"...it's just as important to be there for someone who breaks through as it is to be there for someone who falls in. It is your job to bear witness to the occasional apotheosis as well as to minister to the occasional meltdown."

On the other hand, you get to be there when it all goes right, and it more than makes up for it. It's not that often in life that you get to see another person truly flummoxed with holy awe. Always remember that it's just as important to be there for someone who breaks through as it is to be there for someone who falls in. It is your job to bear witness to the occasional apotheosis as well as to minister to the occasional meltdown. Maybe your client didn't have to move to the Himalayas and eat bark and beetles for 40 years, but that doesn't mean that her revelation is any less relevant. Many people seem to think that legitimate spiritual insight is uniquely the result of long hard practice supported by an acetic lifestyle. Psychedelics are a very democratic and efficient path, but they're hardly the "easy way", as many who have been run through the cosmic ringer a few times can attest. Enormous courage is a prerequisite. Under the right circumstances they can deliver The Real Thing, though, and too often it occurs with little ceremony and no support and validation from the community. A revelatory experience can be quite shocking, and it can be lonely and alienating if there is no one there to share it with who will give it the honor it deserves. It makes it easier for the client to recall and integrate it if someone else acknowledges their attainment. Be happy for the client who hits the bull's eye, and at the same time try to balance any inflationary ideation by reminding her of the commonality of her experience.

I like to wrap the session up with a light meal if the client feels able to eat, even if it's just a little bit of fruit and tea. It's grounding and it makes a nice ritual celebrating the return to normal functioning parameters. [See also Integration Tips: Ideas for improving integration of a strong psychedelic experience and/or crisis]

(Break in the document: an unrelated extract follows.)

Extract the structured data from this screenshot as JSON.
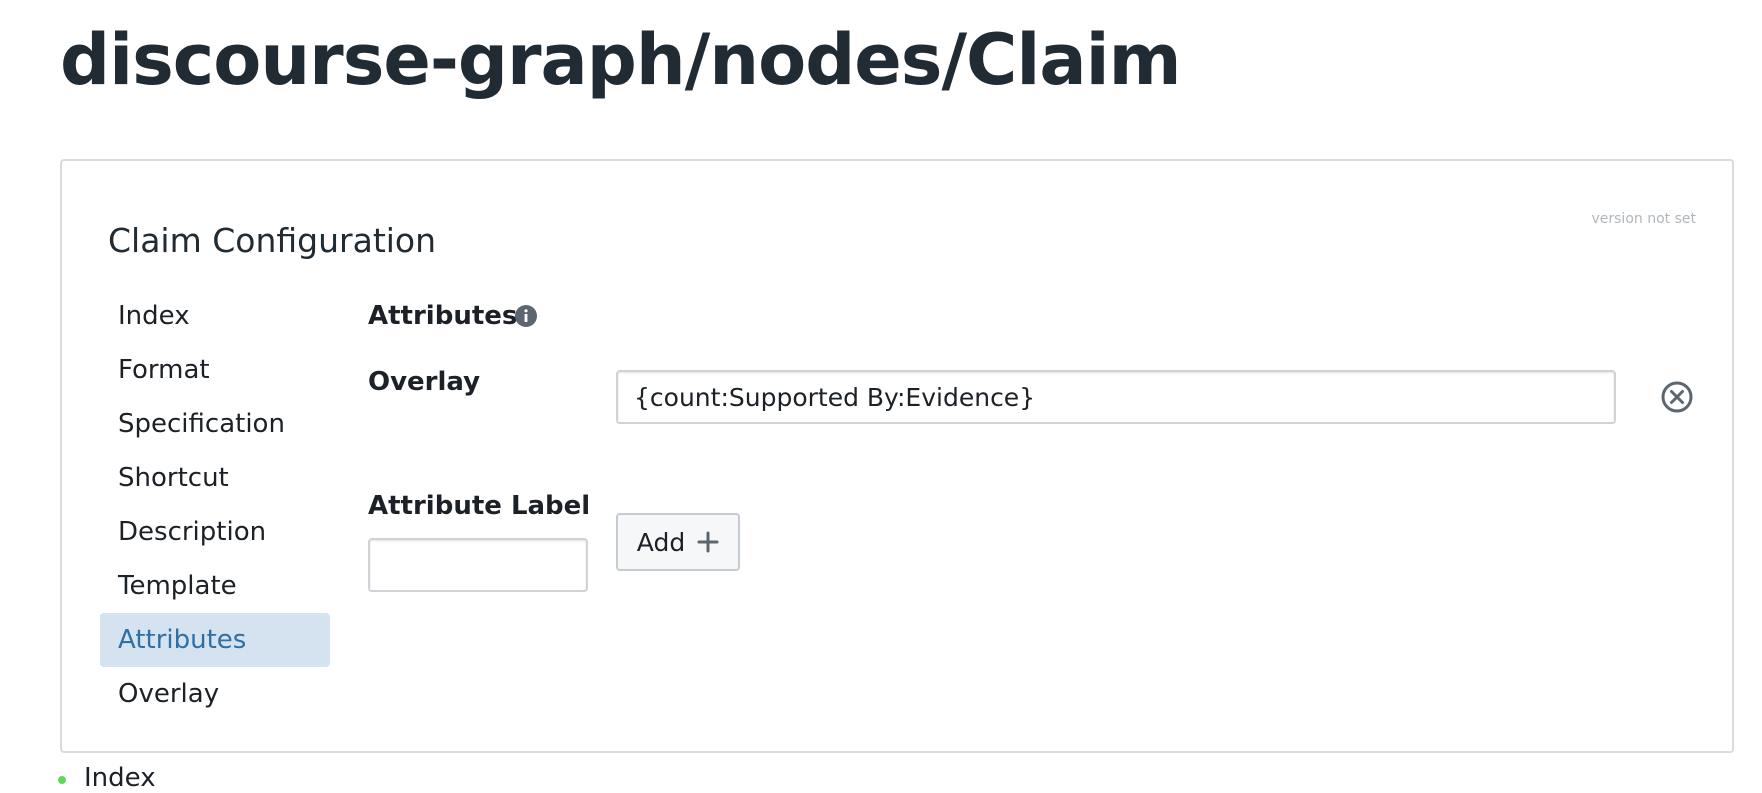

As far as follow-up goes, I like to make myself available in the few days following a session if the client wants to talk things over. Telling the tale a few times helps people to sort out their often overwhelmed and fragmented memory track and massage it all into a more or less linear story that they can then integrate more easily into their lives. If a client is still having problems integrating the experience after a few days, it might be a good idea to refer her to a talented and sympathetic counselor in your area.

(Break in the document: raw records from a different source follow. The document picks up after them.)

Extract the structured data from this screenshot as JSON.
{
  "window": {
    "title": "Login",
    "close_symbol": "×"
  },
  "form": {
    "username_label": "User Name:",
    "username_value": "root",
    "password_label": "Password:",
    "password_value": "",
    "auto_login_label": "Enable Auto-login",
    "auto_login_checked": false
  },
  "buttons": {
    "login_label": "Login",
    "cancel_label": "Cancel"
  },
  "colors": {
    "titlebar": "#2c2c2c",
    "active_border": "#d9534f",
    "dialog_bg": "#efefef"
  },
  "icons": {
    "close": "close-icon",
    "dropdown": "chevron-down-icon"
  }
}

Having a Ground Control person is obviously a harm reduction measure. Most psychedelic disasters that I've heard about over the years could probably have been avoided or at least softened considerably if a sober and experienced friend had been on hand to keep things flowing in the right direction. Nevertheless, times being what they are, there is probably some legal risk involved and it pays to familiarize yourself with local statutes concerning aiding and abetting criminal activities and so forth. Always be conscious. Always be careful.

I hope this has been a useful overview of a rewarding and important avocation.

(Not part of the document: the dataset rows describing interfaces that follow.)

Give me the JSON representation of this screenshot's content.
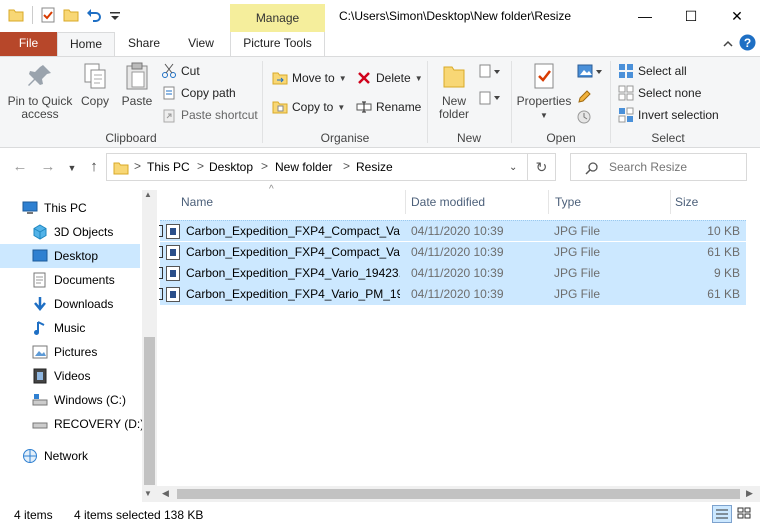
{
  "window": {
    "title": "C:\\Users\\Simon\\Desktop\\New folder\\Resize",
    "context_tab": "Manage",
    "minimize_glyph": "—",
    "maximize_glyph": "☐",
    "close_glyph": "✕"
  },
  "ribbon_tabs": {
    "file": "File",
    "home": "Home",
    "share": "Share",
    "view": "View",
    "picture_tools": "Picture Tools"
  },
  "ribbon": {
    "clipboard": {
      "label": "Clipboard",
      "pin_line1": "Pin to Quick",
      "pin_line2": "access",
      "copy": "Copy",
      "paste": "Paste",
      "cut": "Cut",
      "copy_path": "Copy path",
      "paste_shortcut": "Paste shortcut"
    },
    "organise": {
      "label": "Organise",
      "move_to": "Move to",
      "copy_to": "Copy to",
      "delete": "Delete",
      "rename": "Rename"
    },
    "new": {
      "label": "New",
      "new_folder_line1": "New",
      "new_folder_line2": "folder"
    },
    "open": {
      "label": "Open",
      "properties": "Properties"
    },
    "select": {
      "label": "Select",
      "select_all": "Select all",
      "select_none": "Select none",
      "invert_selection": "Invert selection"
    }
  },
  "address": {
    "crumbs": [
      "This PC",
      "Desktop",
      "New folder",
      "Resize"
    ],
    "separator": ">",
    "search_placeholder": "Search Resize"
  },
  "nav_pane": {
    "items": [
      {
        "label": "This PC",
        "icon": "pc-icon"
      },
      {
        "label": "3D Objects",
        "icon": "3d-objects-icon"
      },
      {
        "label": "Desktop",
        "icon": "desktop-icon"
      },
      {
        "label": "Documents",
        "icon": "documents-icon"
      },
      {
        "label": "Downloads",
        "icon": "downloads-icon"
      },
      {
        "label": "Music",
        "icon": "music-icon"
      },
      {
        "label": "Pictures",
        "icon": "pictures-icon"
      },
      {
        "label": "Videos",
        "icon": "videos-icon"
      },
      {
        "label": "Windows (C:)",
        "icon": "drive-icon"
      },
      {
        "label": "RECOVERY (D:)",
        "icon": "drive-icon"
      },
      {
        "label": "Network",
        "icon": "network-icon"
      }
    ],
    "selected": "Desktop"
  },
  "file_list": {
    "columns": {
      "name": "Name",
      "date": "Date modified",
      "type": "Type",
      "size": "Size"
    },
    "rows": [
      {
        "name": "Carbon_Expedition_FXP4_Compact_Va...",
        "date": "04/11/2020 10:39",
        "type": "JPG File",
        "size": "10 KB"
      },
      {
        "name": "Carbon_Expedition_FXP4_Compact_Va...",
        "date": "04/11/2020 10:39",
        "type": "JPG File",
        "size": "61 KB"
      },
      {
        "name": "Carbon_Expedition_FXP4_Vario_19423...",
        "date": "04/11/2020 10:39",
        "type": "JPG File",
        "size": "9 KB"
      },
      {
        "name": "Carbon_Expedition_FXP4_Vario_PM_19...",
        "date": "04/11/2020 10:39",
        "type": "JPG File",
        "size": "61 KB"
      }
    ]
  },
  "status": {
    "item_count": "4 items",
    "selected": "4 items selected",
    "size": "138 KB"
  },
  "colors": {
    "file_tab": "#b7472a",
    "manage_tab": "#f5ee9c",
    "selection": "#cce8ff",
    "ribbon_bg": "#f5f6f7"
  }
}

The Teafærie
Pai, Thailand, Feb 2007

Revision History #
  • v1.0 - Feb 2007 - The Teafærie - Original draft.
  • v1.1 - Jul 22, 2007 - Erowid - Edited by Erowid and published on Erowid.org.